The Department of Radiology and Radiological Sciences provides an extremely fertile environment for basic science and clinical research. Two separate entities support the research enterprise within the department, The Section of Radiological Sciences, and The Vanderbilt University Institute of Imaging Science (VUIIS).

The Section of Radiological Sciences consists of a group of basic scientists under the direction of David Pickens, Ph.D., who provide the quality assurance basis for the high-technology medical imaging modalities within the department and provide clinical translational support for these modalities. In addition to quality assurance support, this group of physicists, biomedical engineers, radiobiologists, and chemists contribute to basic research and teach the principles of medical imaging to residents, medical students, graduate students, and students in the allied health professions.

Ongoing Research Projects Include:

  • Development of Methods for Quantitative Cancer Imaging
  • CT Radiation Dose Optimization in Pediatric Patients
  • Tissue-Specific Coherent-scatter Computed Topography
  • Quantitation of Tumor Blood Flow with Microbubble Ultrasound Contrast Agents
  • X-Ray Phase Contrast Digital Tomosynthesis
  • Radiation Epidemiology 

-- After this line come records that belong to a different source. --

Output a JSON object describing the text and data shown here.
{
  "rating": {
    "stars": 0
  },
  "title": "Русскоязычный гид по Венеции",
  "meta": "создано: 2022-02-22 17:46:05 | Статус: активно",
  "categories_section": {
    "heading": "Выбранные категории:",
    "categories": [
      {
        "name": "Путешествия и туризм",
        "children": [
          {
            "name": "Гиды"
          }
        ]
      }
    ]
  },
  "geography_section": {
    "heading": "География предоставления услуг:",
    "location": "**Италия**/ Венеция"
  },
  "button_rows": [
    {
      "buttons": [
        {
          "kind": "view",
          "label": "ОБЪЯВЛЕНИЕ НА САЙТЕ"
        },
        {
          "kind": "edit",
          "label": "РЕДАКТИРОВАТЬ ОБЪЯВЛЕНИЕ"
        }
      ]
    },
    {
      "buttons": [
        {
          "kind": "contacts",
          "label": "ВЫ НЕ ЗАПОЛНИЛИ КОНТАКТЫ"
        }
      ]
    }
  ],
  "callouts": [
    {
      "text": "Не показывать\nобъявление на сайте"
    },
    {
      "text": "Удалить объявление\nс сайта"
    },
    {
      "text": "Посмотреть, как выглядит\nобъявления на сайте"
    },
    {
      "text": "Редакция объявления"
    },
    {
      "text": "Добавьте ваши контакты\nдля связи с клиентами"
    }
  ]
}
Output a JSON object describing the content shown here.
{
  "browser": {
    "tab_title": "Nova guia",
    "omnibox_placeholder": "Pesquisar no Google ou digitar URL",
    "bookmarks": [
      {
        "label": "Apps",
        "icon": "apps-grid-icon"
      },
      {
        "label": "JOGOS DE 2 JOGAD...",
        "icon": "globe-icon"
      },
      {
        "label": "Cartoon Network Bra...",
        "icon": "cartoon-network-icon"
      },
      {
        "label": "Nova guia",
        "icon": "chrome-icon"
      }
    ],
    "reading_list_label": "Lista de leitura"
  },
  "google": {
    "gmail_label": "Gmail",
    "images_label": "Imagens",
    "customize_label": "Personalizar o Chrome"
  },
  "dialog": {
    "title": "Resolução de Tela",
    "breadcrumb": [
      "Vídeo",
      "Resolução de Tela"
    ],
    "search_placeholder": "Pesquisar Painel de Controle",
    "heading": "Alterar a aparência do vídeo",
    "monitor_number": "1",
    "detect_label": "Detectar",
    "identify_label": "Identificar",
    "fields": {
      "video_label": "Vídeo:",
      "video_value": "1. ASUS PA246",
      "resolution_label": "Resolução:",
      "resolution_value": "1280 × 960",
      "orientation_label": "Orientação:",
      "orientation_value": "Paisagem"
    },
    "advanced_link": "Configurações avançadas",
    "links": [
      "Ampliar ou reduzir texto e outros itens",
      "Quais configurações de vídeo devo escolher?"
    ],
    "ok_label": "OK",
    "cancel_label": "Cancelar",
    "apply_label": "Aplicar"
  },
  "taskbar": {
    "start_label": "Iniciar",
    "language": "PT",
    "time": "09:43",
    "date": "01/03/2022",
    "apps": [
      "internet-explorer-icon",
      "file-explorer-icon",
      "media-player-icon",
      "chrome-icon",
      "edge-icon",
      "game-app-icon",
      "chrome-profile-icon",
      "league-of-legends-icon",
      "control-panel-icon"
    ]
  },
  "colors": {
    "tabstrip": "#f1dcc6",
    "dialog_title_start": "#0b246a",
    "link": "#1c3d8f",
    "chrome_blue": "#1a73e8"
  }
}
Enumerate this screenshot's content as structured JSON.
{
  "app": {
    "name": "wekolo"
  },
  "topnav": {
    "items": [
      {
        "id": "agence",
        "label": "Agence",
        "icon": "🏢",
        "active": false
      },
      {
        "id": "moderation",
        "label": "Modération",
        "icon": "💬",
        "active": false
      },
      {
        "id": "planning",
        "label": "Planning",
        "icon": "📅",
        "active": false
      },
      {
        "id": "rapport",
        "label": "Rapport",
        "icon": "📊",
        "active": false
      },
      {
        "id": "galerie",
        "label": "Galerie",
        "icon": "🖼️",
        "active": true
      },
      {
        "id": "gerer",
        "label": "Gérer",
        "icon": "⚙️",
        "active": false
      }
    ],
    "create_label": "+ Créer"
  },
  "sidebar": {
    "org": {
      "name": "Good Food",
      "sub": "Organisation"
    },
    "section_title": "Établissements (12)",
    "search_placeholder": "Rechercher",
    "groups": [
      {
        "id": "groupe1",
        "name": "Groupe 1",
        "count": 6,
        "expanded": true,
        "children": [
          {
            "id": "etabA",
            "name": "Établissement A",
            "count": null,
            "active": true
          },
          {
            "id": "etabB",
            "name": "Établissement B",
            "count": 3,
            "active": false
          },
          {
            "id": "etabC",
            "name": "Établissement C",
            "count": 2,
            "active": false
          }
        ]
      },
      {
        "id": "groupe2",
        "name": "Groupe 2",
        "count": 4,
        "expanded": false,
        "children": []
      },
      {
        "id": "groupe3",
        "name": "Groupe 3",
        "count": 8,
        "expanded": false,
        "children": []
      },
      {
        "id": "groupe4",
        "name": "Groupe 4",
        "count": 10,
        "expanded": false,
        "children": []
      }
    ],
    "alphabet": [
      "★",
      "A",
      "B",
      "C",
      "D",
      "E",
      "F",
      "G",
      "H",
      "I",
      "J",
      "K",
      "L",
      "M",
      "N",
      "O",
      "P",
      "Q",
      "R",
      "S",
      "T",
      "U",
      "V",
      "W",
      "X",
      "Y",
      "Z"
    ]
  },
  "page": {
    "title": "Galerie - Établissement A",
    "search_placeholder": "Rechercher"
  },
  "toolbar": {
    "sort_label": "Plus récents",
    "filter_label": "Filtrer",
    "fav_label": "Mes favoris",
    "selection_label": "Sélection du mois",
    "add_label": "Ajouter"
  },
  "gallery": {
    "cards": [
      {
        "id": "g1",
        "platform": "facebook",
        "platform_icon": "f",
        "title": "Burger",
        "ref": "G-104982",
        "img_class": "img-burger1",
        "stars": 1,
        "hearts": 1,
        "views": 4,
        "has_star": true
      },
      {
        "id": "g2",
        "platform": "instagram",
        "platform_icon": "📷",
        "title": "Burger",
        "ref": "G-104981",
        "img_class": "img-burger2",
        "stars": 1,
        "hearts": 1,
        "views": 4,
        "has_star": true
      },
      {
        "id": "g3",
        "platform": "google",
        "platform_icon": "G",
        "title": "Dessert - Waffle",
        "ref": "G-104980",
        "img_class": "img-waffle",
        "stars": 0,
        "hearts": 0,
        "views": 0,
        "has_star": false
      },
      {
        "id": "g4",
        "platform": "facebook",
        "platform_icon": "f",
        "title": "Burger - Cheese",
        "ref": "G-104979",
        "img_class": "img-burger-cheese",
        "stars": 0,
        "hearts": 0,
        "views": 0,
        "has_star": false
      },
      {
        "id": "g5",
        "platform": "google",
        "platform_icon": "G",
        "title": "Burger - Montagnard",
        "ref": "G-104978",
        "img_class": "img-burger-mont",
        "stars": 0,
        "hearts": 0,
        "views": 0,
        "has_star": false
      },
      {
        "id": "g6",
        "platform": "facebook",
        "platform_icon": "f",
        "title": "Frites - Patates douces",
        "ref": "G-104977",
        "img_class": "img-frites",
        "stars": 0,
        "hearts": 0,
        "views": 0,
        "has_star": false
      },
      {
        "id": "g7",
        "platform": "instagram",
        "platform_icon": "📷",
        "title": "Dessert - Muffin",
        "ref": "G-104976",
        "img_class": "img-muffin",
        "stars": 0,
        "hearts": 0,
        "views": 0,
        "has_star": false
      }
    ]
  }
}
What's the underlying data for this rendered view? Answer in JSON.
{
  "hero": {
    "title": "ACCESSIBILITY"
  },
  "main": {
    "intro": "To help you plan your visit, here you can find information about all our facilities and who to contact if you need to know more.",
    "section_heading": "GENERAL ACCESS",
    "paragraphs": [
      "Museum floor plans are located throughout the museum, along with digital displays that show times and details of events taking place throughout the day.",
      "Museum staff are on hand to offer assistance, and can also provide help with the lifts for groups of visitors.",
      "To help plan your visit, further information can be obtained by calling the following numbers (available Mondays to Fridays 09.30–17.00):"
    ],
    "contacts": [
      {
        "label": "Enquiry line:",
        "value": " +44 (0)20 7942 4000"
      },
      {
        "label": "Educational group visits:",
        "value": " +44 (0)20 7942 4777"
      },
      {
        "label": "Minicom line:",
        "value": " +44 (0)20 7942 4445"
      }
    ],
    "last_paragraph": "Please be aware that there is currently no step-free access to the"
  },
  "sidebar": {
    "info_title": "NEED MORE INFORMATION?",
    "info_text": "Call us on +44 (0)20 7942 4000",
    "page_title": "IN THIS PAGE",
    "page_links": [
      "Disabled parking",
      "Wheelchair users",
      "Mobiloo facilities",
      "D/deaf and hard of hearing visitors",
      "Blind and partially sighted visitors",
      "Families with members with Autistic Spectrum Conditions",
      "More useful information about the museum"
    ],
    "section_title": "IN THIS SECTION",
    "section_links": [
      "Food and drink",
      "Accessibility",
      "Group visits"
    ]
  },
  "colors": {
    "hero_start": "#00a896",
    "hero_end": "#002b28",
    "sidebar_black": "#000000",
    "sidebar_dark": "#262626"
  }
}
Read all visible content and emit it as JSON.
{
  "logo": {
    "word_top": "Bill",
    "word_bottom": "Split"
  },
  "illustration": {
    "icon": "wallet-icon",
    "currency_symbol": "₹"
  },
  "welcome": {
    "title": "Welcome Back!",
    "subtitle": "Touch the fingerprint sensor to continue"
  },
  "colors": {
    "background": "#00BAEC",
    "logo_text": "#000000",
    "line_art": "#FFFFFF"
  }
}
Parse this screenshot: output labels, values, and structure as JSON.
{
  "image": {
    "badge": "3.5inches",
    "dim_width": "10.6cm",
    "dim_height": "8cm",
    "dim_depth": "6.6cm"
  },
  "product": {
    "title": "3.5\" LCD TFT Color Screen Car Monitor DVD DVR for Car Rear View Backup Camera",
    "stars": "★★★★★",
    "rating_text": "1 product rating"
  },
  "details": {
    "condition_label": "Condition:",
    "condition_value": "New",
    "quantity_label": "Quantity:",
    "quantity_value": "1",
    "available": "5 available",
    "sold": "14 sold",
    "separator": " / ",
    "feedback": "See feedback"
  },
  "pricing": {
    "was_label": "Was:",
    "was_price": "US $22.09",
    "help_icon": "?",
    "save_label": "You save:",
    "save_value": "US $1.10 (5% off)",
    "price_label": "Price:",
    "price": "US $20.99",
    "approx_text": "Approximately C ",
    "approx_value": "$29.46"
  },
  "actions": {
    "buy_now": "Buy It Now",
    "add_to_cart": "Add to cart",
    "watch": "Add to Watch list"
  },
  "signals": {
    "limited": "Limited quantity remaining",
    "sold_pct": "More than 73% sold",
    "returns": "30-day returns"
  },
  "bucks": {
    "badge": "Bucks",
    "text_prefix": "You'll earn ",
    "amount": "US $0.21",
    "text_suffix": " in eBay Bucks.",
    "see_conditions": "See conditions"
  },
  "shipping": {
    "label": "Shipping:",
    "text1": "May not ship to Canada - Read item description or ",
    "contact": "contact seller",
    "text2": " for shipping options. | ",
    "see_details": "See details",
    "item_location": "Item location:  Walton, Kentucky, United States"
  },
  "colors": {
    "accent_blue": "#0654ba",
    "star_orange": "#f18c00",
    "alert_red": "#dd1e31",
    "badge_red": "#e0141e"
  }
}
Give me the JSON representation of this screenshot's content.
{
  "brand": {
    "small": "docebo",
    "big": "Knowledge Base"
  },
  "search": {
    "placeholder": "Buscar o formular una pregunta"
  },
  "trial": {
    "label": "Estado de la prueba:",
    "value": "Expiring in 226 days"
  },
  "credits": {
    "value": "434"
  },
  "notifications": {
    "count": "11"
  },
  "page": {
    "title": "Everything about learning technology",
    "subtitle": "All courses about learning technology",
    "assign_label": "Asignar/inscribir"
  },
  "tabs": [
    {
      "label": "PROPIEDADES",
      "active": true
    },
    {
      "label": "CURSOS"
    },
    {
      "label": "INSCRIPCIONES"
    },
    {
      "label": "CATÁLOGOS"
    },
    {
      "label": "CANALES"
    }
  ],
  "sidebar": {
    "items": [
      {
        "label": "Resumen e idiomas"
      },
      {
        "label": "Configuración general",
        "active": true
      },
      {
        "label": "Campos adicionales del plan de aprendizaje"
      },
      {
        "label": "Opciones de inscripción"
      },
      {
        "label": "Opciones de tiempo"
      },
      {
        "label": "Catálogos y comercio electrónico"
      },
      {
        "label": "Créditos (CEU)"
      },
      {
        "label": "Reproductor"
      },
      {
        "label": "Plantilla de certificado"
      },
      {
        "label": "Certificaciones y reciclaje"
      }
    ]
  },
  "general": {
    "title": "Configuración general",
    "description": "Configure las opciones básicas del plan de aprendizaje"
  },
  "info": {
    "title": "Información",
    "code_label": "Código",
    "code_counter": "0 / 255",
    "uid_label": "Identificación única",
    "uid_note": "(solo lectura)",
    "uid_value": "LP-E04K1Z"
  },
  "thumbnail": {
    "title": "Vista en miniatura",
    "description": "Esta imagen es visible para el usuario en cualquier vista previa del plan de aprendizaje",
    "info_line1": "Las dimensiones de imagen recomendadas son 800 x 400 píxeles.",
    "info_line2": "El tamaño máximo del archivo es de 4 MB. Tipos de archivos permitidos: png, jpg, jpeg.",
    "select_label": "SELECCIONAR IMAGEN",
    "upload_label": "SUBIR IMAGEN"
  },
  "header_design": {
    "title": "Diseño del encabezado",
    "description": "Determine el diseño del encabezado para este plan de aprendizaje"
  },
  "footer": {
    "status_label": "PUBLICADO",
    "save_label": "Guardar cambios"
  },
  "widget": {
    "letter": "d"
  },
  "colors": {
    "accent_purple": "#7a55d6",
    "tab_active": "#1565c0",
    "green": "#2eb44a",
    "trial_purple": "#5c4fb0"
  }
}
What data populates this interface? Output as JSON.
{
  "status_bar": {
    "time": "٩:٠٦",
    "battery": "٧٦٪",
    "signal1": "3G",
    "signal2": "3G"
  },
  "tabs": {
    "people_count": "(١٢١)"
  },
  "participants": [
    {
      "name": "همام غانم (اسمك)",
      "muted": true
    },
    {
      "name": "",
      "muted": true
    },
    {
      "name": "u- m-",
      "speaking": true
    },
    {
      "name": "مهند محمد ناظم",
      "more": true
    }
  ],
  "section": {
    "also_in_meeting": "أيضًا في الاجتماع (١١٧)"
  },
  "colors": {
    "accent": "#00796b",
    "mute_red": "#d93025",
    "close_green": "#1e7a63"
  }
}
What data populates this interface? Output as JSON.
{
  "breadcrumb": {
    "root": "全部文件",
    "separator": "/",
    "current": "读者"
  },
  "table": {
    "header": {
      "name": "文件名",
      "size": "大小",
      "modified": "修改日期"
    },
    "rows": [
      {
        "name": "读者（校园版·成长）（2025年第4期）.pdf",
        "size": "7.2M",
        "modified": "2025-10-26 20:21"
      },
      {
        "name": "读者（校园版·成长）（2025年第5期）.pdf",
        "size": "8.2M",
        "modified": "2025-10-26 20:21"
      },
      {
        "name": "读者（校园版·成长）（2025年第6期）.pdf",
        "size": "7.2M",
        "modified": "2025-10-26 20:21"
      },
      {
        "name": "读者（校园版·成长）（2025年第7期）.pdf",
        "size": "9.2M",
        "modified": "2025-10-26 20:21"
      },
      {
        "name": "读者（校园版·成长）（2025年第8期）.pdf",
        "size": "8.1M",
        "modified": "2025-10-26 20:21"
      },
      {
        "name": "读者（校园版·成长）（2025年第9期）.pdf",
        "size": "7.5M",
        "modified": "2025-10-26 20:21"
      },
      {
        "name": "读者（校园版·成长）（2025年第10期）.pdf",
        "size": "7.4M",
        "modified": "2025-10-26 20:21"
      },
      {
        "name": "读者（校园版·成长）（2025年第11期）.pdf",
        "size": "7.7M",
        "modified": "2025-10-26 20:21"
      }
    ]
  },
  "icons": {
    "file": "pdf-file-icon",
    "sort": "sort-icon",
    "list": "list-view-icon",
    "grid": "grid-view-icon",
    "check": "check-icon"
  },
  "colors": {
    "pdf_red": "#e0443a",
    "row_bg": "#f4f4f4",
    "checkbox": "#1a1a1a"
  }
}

Clinical Translational Projects:
Members of the Division provide clinical translational support for the technical development, implementation, or refinement of clinical imaging procedures derived from research projects in order to foster improved patient care. Such work involves the refinement of research methods so that they can be used clinically in an effective and efficient manner. Other clinical activities include evaluation of radiation dose for patients having various x-ray or nuclear imaging procedures and evaluation of new technologies that could be incorporated into the clinical imaging enterprise. 
Clincal Translational Projects in Progress:

  • Implementation of magnetic resonance urography pulse sequences and processing techniques
  • Implementation of CT bone densitometry methods
  • Development of processing methods for magnetic resonance quantification of liver iron
  • Patient-specific dose calculations
  • Improved dose reduction protocols for CT and radiography

A major factor in the development of the radiology program at Vanderbilt has been the establishment of VUIIS under the direction of John Gore, Ph.D.. This is an institutional initiative bringing together a strong faculty of imaging scientists with diverse backgrounds and broad expertise in a comprehensive, integrated program dedicated to using imaging to improve health-care and for advancing knowledge in the biological sciences. VUIIS pursues research in developing new imaging methods as well as applications in cancer, neuroscience, metabolic disorders, cardiovascular disease and other areas. VUIIS supports advances in physics, engineering, computing, chemistry, and other basic sciences for the development and application of new and enhanced imaging techniques to address problems and stimulate new research directions in biology and medicine in health and disease. A new imaging research building has been completed to house this institute and provide state-of-the-art facilities for imaging research at all scales from small animals to human subjects.

Section Chair and Members


David R. Pickens, Ph.D. III
Associate Professor of Radiology and Radiological Sciences
Chief, Section of Radiological Sciences